■ **Work request**:
Each entry must be restated word for word.

[Excerpts from a dataset]
....................

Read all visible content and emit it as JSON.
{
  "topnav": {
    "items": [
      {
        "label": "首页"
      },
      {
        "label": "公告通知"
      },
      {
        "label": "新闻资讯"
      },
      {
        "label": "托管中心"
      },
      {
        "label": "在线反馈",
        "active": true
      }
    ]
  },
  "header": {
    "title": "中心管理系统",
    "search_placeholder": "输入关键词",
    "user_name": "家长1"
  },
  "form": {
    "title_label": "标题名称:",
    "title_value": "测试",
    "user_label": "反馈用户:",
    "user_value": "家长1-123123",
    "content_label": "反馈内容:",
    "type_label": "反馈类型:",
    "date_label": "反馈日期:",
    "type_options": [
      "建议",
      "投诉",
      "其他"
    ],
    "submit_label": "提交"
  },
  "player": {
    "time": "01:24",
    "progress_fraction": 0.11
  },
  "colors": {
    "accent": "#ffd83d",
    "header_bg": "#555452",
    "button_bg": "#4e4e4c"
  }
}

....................

■ **Answer section**:
Read all visible content and emit it as JSON.
{
  "topnav": {
    "items": [
      {
        "label": "首页"
      },
      {
        "label": "公告通知"
      },
      {
        "label": "新闻资讯"
      },
      {
        "label": "托管中心"
      },
      {
        "label": "在线反馈",
        "active": true
      }
    ]
  },
  "header": {
    "title": "中心管理系统",
    "search_placeholder": "输入关键词",
    "user_name": "家长1"
  },
  "form": {
    "title_label": "标题名称:",
    "title_value": "测试",
    "user_label": "反馈用户:",
    "user_value": "家长1-123123",
    "content_label": "反馈内容:",
    "type_label": "反馈类型:",
    "date_label": "反馈日期:",
    "type_options": [
      "建议",
      "投诉",
      "其他"
    ],
    "submit_label": "提交"
  },
  "player": {
    "time": "01:24",
    "progress_fraction": 0.11
  },
  "colors": {
    "accent": "#ffd83d",
    "header_bg": "#555452",
    "button_bg": "#4e4e4c"
  }
}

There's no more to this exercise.